Write out everything in the records exactly, apart from the pictures.
********************
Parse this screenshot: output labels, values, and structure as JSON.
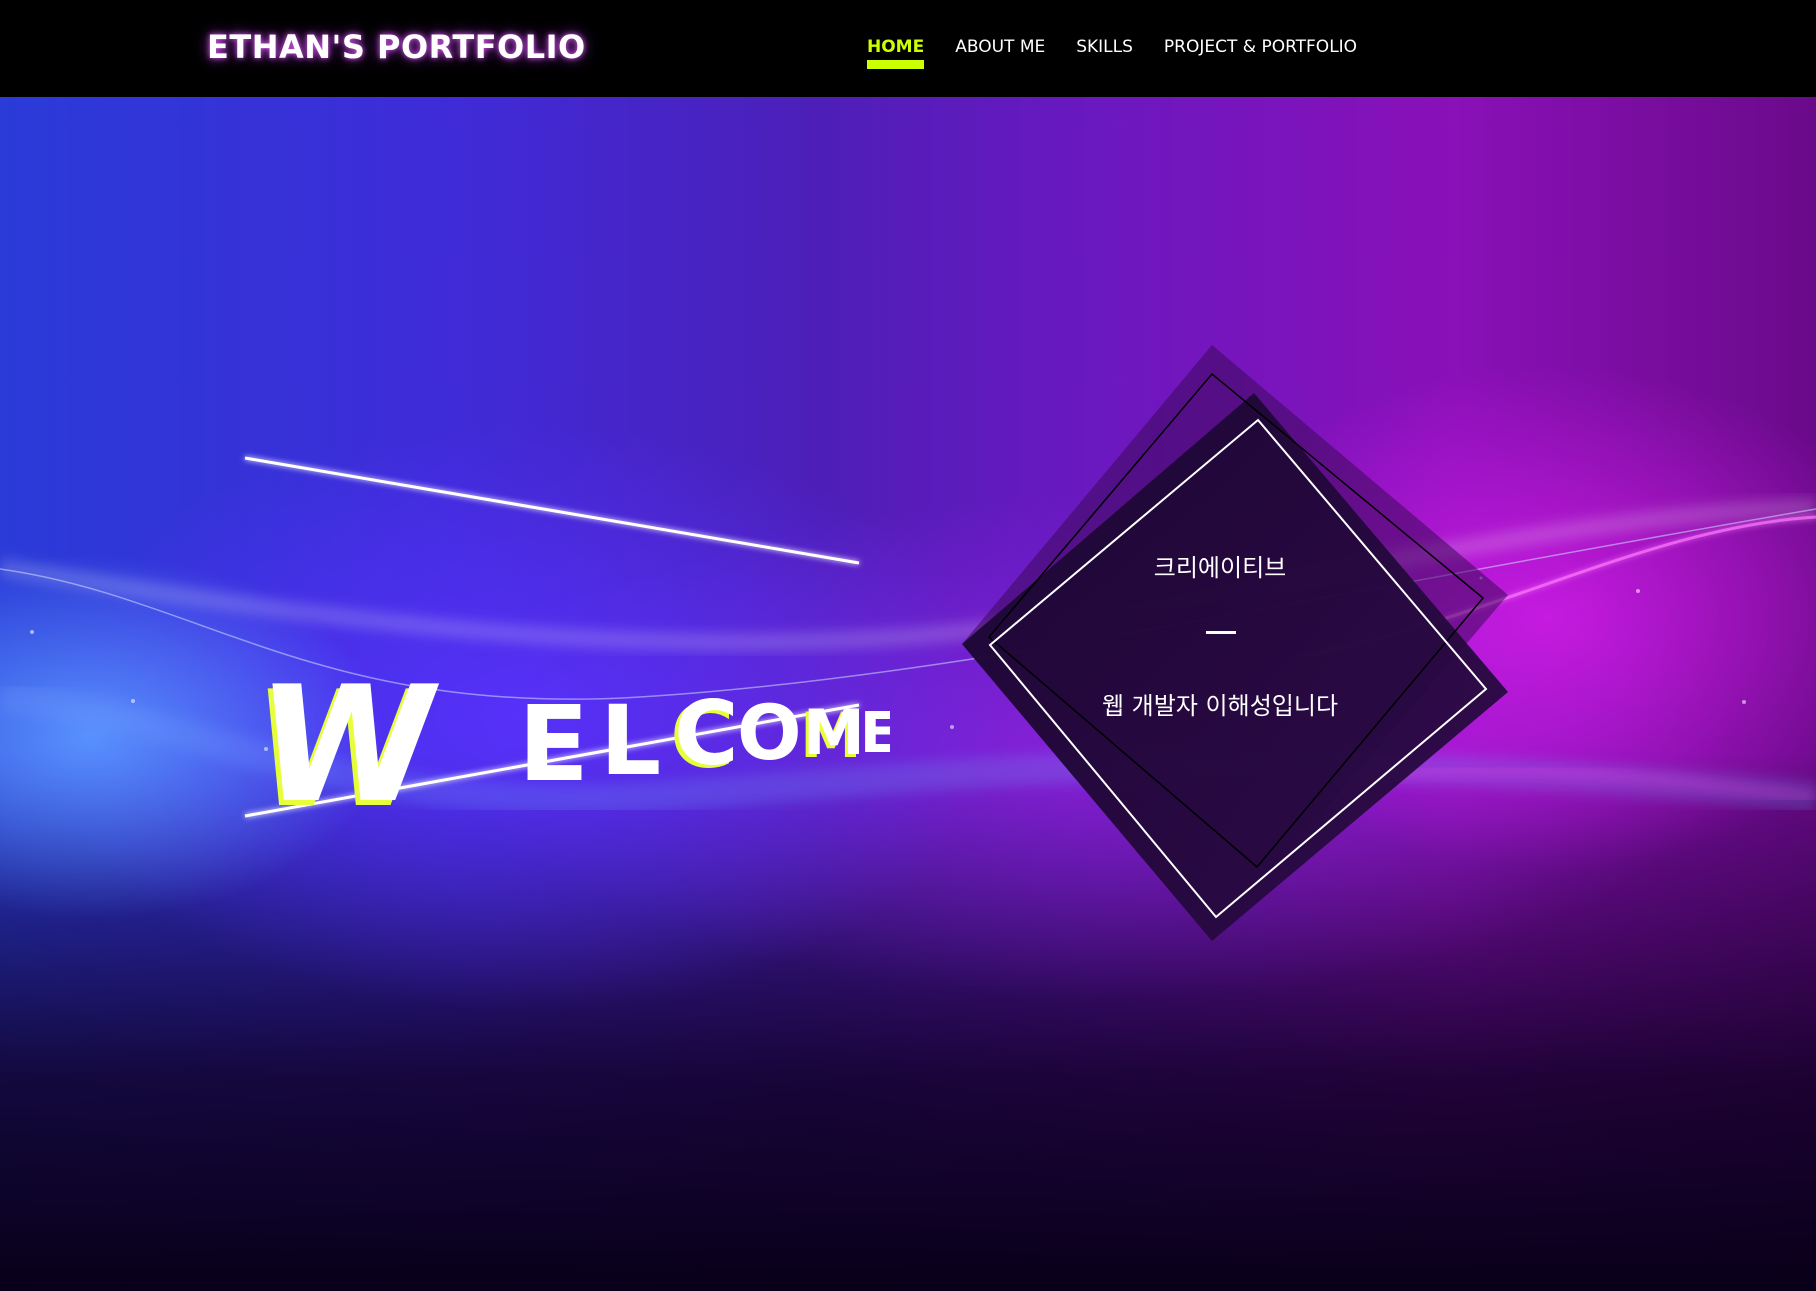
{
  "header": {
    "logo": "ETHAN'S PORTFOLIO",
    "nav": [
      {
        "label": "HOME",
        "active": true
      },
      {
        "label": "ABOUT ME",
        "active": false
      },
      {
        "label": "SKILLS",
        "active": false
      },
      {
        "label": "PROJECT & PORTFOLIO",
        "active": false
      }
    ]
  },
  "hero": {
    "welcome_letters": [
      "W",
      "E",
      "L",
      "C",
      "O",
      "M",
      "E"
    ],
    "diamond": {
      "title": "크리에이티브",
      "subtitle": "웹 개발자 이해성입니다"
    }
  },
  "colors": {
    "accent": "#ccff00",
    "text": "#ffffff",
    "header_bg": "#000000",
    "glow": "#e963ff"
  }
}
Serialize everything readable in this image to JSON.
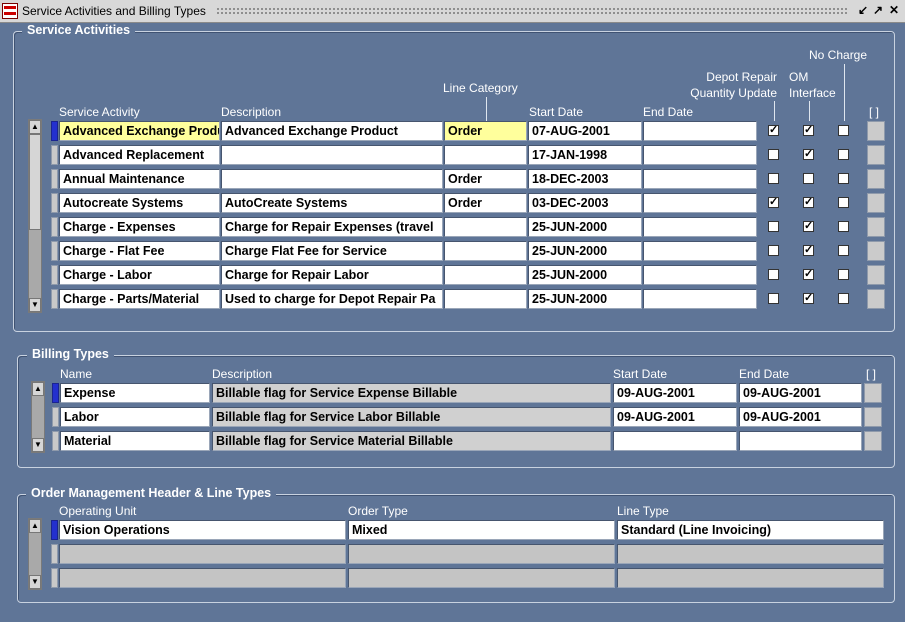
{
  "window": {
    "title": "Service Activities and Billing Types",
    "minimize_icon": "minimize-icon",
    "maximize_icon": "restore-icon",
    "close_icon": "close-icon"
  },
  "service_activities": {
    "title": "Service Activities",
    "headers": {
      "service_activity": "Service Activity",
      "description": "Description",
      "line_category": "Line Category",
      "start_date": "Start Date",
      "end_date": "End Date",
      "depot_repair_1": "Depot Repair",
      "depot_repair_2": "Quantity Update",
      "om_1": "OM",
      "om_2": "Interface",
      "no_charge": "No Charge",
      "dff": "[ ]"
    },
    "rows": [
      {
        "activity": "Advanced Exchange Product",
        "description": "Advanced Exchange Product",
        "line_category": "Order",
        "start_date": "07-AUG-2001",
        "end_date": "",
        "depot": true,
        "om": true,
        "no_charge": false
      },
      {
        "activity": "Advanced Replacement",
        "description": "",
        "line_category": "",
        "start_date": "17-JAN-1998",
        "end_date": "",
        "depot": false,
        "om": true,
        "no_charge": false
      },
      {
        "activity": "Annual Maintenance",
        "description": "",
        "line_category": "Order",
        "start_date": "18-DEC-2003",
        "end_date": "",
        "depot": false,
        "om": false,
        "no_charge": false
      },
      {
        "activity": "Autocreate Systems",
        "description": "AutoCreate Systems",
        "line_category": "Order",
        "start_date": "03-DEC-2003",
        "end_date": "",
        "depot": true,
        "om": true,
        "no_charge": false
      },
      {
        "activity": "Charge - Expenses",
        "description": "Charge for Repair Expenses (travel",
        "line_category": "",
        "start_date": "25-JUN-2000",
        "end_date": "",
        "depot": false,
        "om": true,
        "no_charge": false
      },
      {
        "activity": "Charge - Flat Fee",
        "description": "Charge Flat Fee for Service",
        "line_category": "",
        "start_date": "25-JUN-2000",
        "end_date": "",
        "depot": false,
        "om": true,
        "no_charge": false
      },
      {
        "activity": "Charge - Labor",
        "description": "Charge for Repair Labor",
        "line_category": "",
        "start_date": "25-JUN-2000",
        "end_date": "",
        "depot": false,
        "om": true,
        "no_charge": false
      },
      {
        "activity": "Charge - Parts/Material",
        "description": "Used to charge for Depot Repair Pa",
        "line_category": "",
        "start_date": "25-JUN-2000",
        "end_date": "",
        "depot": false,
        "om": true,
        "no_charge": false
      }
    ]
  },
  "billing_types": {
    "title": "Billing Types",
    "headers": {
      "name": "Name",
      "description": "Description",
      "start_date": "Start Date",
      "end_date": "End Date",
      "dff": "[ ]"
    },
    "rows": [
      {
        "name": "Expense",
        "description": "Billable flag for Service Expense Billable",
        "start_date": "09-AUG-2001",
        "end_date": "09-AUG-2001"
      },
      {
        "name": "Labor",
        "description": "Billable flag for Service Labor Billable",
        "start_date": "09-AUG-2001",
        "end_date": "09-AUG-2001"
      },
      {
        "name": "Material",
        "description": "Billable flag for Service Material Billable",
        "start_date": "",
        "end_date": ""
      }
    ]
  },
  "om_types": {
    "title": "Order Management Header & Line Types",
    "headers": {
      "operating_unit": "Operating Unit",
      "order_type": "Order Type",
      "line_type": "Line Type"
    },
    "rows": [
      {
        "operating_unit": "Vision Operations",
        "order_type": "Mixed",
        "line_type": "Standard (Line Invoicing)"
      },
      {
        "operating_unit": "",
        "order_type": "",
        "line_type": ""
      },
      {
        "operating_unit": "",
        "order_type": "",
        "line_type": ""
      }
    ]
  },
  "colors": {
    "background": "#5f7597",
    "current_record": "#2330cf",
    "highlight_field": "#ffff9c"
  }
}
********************
» Exercise solution
Parse this screenshot: output labels, values, and structure as JSON.
{
  "header": {
    "logo": "ETHAN'S PORTFOLIO",
    "nav": [
      {
        "label": "HOME",
        "active": true
      },
      {
        "label": "ABOUT ME",
        "active": false
      },
      {
        "label": "SKILLS",
        "active": false
      },
      {
        "label": "PROJECT & PORTFOLIO",
        "active": false
      }
    ]
  },
  "hero": {
    "welcome_letters": [
      "W",
      "E",
      "L",
      "C",
      "O",
      "M",
      "E"
    ],
    "diamond": {
      "title": "크리에이티브",
      "subtitle": "웹 개발자 이해성입니다"
    }
  },
  "colors": {
    "accent": "#ccff00",
    "text": "#ffffff",
    "header_bg": "#000000",
    "glow": "#e963ff"
  }
}
Serialize everything readable in this image to JSON.
{
  "window": {
    "title": "Service Activities and Billing Types",
    "minimize_icon": "minimize-icon",
    "maximize_icon": "restore-icon",
    "close_icon": "close-icon"
  },
  "service_activities": {
    "title": "Service Activities",
    "headers": {
      "service_activity": "Service Activity",
      "description": "Description",
      "line_category": "Line Category",
      "start_date": "Start Date",
      "end_date": "End Date",
      "depot_repair_1": "Depot Repair",
      "depot_repair_2": "Quantity Update",
      "om_1": "OM",
      "om_2": "Interface",
      "no_charge": "No Charge",
      "dff": "[ ]"
    },
    "rows": [
      {
        "activity": "Advanced Exchange Product",
        "description": "Advanced Exchange Product",
        "line_category": "Order",
        "start_date": "07-AUG-2001",
        "end_date": "",
        "depot": true,
        "om": true,
        "no_charge": false
      },
      {
        "activity": "Advanced Replacement",
        "description": "",
        "line_category": "",
        "start_date": "17-JAN-1998",
        "end_date": "",
        "depot": false,
        "om": true,
        "no_charge": false
      },
      {
        "activity": "Annual Maintenance",
        "description": "",
        "line_category": "Order",
        "start_date": "18-DEC-2003",
        "end_date": "",
        "depot": false,
        "om": false,
        "no_charge": false
      },
      {
        "activity": "Autocreate Systems",
        "description": "AutoCreate Systems",
        "line_category": "Order",
        "start_date": "03-DEC-2003",
        "end_date": "",
        "depot": true,
        "om": true,
        "no_charge": false
      },
      {
        "activity": "Charge - Expenses",
        "description": "Charge for Repair Expenses (travel",
        "line_category": "",
        "start_date": "25-JUN-2000",
        "end_date": "",
        "depot": false,
        "om": true,
        "no_charge": false
      },
      {
        "activity": "Charge - Flat Fee",
        "description": "Charge Flat Fee for Service",
        "line_category": "",
        "start_date": "25-JUN-2000",
        "end_date": "",
        "depot": false,
        "om": true,
        "no_charge": false
      },
      {
        "activity": "Charge - Labor",
        "description": "Charge for Repair Labor",
        "line_category": "",
        "start_date": "25-JUN-2000",
        "end_date": "",
        "depot": false,
        "om": true,
        "no_charge": false
      },
      {
        "activity": "Charge - Parts/Material",
        "description": "Used to charge for Depot Repair Pa",
        "line_category": "",
        "start_date": "25-JUN-2000",
        "end_date": "",
        "depot": false,
        "om": true,
        "no_charge": false
      }
    ]
  },
  "billing_types": {
    "title": "Billing Types",
    "headers": {
      "name": "Name",
      "description": "Description",
      "start_date": "Start Date",
      "end_date": "End Date",
      "dff": "[ ]"
    },
    "rows": [
      {
        "name": "Expense",
        "description": "Billable flag for Service Expense Billable",
        "start_date": "09-AUG-2001",
        "end_date": "09-AUG-2001"
      },
      {
        "name": "Labor",
        "description": "Billable flag for Service Labor Billable",
        "start_date": "09-AUG-2001",
        "end_date": "09-AUG-2001"
      },
      {
        "name": "Material",
        "description": "Billable flag for Service Material Billable",
        "start_date": "",
        "end_date": ""
      }
    ]
  },
  "om_types": {
    "title": "Order Management Header & Line Types",
    "headers": {
      "operating_unit": "Operating Unit",
      "order_type": "Order Type",
      "line_type": "Line Type"
    },
    "rows": [
      {
        "operating_unit": "Vision Operations",
        "order_type": "Mixed",
        "line_type": "Standard (Line Invoicing)"
      },
      {
        "operating_unit": "",
        "order_type": "",
        "line_type": ""
      },
      {
        "operating_unit": "",
        "order_type": "",
        "line_type": ""
      }
    ]
  },
  "colors": {
    "background": "#5f7597",
    "current_record": "#2330cf",
    "highlight_field": "#ffff9c"
  }
}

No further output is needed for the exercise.